Watford emerged as the main threat, taking a significant advantage after Bournemouth’s 2-2 home draw to Sheffield Wednesday—a draw given to them by a nervously conceded 95th-minute penalty. A 3-0 win at home to Bolton Wanderers confirmed Bournemouth’s promotion to the Premier League. In the joyful mayhem that followed, Mostyn, the chairman, bounced into the home locker room chanting, “We are going up. I love these fucking lads!” live on television. The players responded by hoisting him in the air and smacking him on the butt. Howe shied away, allowing his players the limelight.
Watford were on top by a point, and with a home game against Sheffield Wednesday they looked certain to be champions. Bournemouth were away at Charlton Athletic. The Cherries raced into a 2-0 lead, showing no signs of a hangover, but Watford soon scored. Bournemouth completed a 3-0 win, then waited for confirmation of Watford’s win. But then came the final miracle of a miraculous season. In the fourth minute of added time, Sheffield Wednesday stole an equalizer. Watford dropped two vital points, and Bournemouth were champions.
“The key to all this was when the gaffer came back from Burnley,” Elphick says. “He knows how to organize a team and how to lift us when we’re down. He gives us the credit for wins and takes the blame himself for defeats.”

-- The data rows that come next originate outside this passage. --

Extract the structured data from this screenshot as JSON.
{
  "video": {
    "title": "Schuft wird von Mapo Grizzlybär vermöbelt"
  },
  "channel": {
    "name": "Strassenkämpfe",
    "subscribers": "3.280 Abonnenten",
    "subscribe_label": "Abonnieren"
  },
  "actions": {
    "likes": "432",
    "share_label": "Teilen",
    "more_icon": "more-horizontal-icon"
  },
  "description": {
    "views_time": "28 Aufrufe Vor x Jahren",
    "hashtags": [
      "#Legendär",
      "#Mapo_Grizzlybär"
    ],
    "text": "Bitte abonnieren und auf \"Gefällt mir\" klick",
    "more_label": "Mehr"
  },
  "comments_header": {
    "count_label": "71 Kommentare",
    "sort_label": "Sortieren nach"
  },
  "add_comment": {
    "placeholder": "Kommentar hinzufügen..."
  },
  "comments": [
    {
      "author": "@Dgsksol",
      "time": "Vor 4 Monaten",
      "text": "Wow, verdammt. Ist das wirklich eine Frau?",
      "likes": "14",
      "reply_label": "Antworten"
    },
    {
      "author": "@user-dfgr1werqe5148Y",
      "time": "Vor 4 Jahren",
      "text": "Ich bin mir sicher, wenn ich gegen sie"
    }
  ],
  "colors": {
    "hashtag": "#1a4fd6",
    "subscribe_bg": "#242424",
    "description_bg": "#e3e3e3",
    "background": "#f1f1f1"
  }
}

Bournemouth now face the established superclubs of the Premier League, hoping that their modest stadium, modest additions to their squad, and defiant attacking will disarm enough opponents to enable them to stay in the top flight. “I think they’ll turn over plenty of teams next season,” says Redknapp in proud grandfatherly tones.
Not so long ago, those who believed in Bournemouth were mostly dismissed as fantasists. Implausible their story may be, but it is no longer a mere fairy tale.